There is much to appreciate about Chris Chen, so I’m happy to introduce him to you now if you do not know him already. Not only did he save me with excellent conversation at a particularly awkward opening (successfully distracting me), he also skillfully and artfully documents and catalogues the night life (and sometimes day) in my most beloved capital city.
If you live in DC and go out at night, you have probably encountered Chris with a camera in hand or at eye. If you don’t live in DC, you will have a full taste of the beautiful city if you spend some time with his art.
Chris ChenYou provide very little information about yourself online other than the thousands of photographs which document your life in DC. Tell us a little about yourself. Have you always lived in DC? What’s your day job? Where does your love of art come from?
I’m deliberately sparse on the biographical stuff because: (a) I honestly don’t think it’s very interesting; & (b) I’m a big proponent of the “let the work speak for itself” school. That said, I grew up in Montgomery County, Maryland, part of the belt of (mostly) upper-middle class suburbs that surrounds DC. I have lived in DC proper since the early ’90s, i.e., most of my adult life. The day job is being a lawyer for the federal government.
I’ve always loved art of all kinds, but I’m actually a relative latecomer to photography, not taking it up in any serious way until my 30s & I’m completely self-trained/educated. Growing up, writing was my main creative outlet because I had some natural ability. The visual arts, like music, were things I could appreciate & enjoy, but could never really see myself doing for real because they are hard & I am lazy. Fast forward a couple decades, I found myself inundated with (mostly bad) text all day at work & wanting to get away from that in my free time. Since I still can’t draw, photography presented a logical path for visual expression &, like many people, I initially got into it as a hobby, taking vacation snaps, etc. The fact that photography can be both documentary & creative was definitely an attraction.
It’s a cliche, but I look for moments that exist in our 3D reality that can be interesting or compelling when transformed into 2D images. In other words, it must be something that’s worth a second look by me (via the camera) and by others as a graphic (via print or screen). Usually, that’s an unusual-looking person doing something unusual, but that can be extended to an unusual-looking object or objects. For a personal snap or whatever, there’s a lower bar because I can assume the viewer has some background knowledge of what’s depicted. For something I’m going to present as art, it has to have a wider resonance.
Who are your street photographer icons?
There are so many, but the usual suspects: Frank, Cartier-Bresson, Webb, Kertesz, Leiter, Winogrand, et al. Even more if you go beyond street to include documentary, like Eggleston, Evans, Arbus, Parks, Capa, etc.
What’s your favorite toy right now?
I collect & usually shoot with old & old-fashioned cameras, especially rangefinders like Leicas, because I think they’re more fun. However, right now I’m messing around with a Sony Alpha 7, which is a new camera that embraces current technology. That means it only has an electronic viewfinder & screen, no optical viewfinder or prism. Definitely a new experience for me, kind of like taking photos within an HD TV world.
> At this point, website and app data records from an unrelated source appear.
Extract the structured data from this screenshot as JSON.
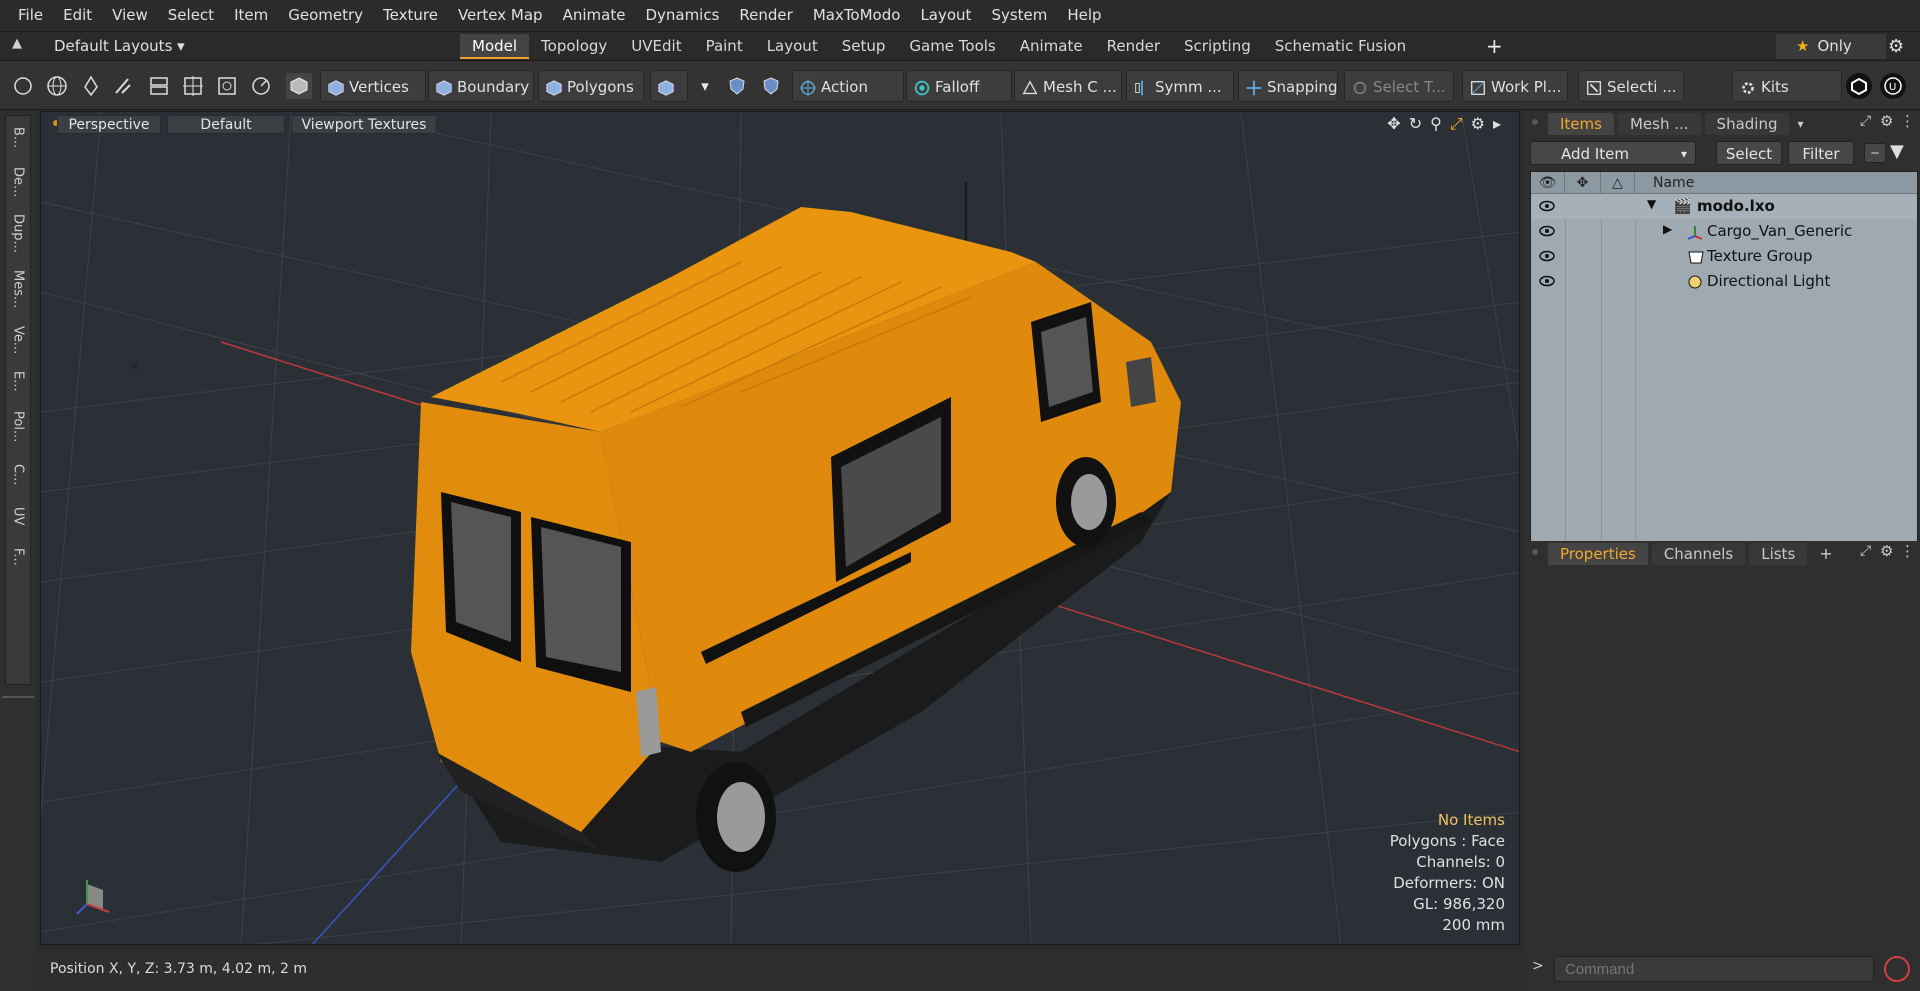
{
  "menu": [
    "File",
    "Edit",
    "View",
    "Select",
    "Item",
    "Geometry",
    "Texture",
    "Vertex Map",
    "Animate",
    "Dynamics",
    "Render",
    "MaxToModo",
    "Layout",
    "System",
    "Help"
  ],
  "layout_selector": "Default Layouts ▾",
  "layout_tabs": [
    "Model",
    "Topology",
    "UVEdit",
    "Paint",
    "Layout",
    "Setup",
    "Game Tools",
    "Animate",
    "Render",
    "Scripting",
    "Schematic Fusion"
  ],
  "active_layout_tab": "Model",
  "only_label": "Only",
  "toolbar": {
    "vertices": "Vertices",
    "boundary": "Boundary",
    "polygons": "Polygons",
    "action": "Action",
    "falloff": "Falloff",
    "mesh_constraints": "Mesh C ...",
    "symmetry": "Symm ...",
    "snapping": "Snapping",
    "select_through": "Select T...",
    "work_plane": "Work Pl...",
    "selection_sets": "Selecti ...",
    "kits": "Kits"
  },
  "left_tabs": [
    "B...",
    "De...",
    "Dup...",
    "Mes...",
    "Ve...",
    "E...",
    "Pol...",
    "C...",
    "UV",
    "F..."
  ],
  "viewport": {
    "view": "Perspective",
    "shading": "Default",
    "textures": "Viewport Textures",
    "info": {
      "selection": "No Items",
      "polygons": "Polygons : Face",
      "channels": "Channels: 0",
      "deformers": "Deformers: ON",
      "gl": "GL: 986,320",
      "grid": "200 mm"
    }
  },
  "status": {
    "position": "Position X, Y, Z:   3.73 m, 4.02 m, 2 m"
  },
  "items_panel": {
    "tabs": [
      "Items",
      "Mesh ...",
      "Shading"
    ],
    "add_item": "Add Item",
    "select": "Select",
    "filter": "Filter",
    "name_header": "Name",
    "items": [
      {
        "name": "modo.lxo",
        "bold": true
      },
      {
        "name": "Cargo_Van_Generic",
        "bold": false
      },
      {
        "name": "Texture Group",
        "bold": false
      },
      {
        "name": "Directional Light",
        "bold": false
      }
    ]
  },
  "properties_panel": {
    "tabs": [
      "Properties",
      "Channels",
      "Lists"
    ]
  },
  "command_placeholder": "Command",
  "colors": {
    "accent": "#f0a030",
    "van": "#e8940f",
    "viewport_bg": "#2a3035",
    "item_list_bg": "#9ea9b2"
  }
}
You must see the city differently than most of us. What do you hope people will see or feel about the city (particularly DC, of course) when they look at your work?
I’m not so sure I see the city differently from most. DC is home, though, so maybe I just see it differently from those who are merely passing through. I hope people see that DC is like every other big city, that it’s not just a stage set for politics (which it certainly is, of course), but also a real place where regular people go about their business.
I’ve certainly discovered that there’s a wider variety of art being made & a broader market for that art than I had imagined existing before. Specific to my own work, Project Dispatch has helped me develop ideas about the scalability of different photos.
That’s a tough choice, but I’ll go with Dasha Tolstikova, Becca Kallem, & (major (b)logrolling alert!) Rachel England.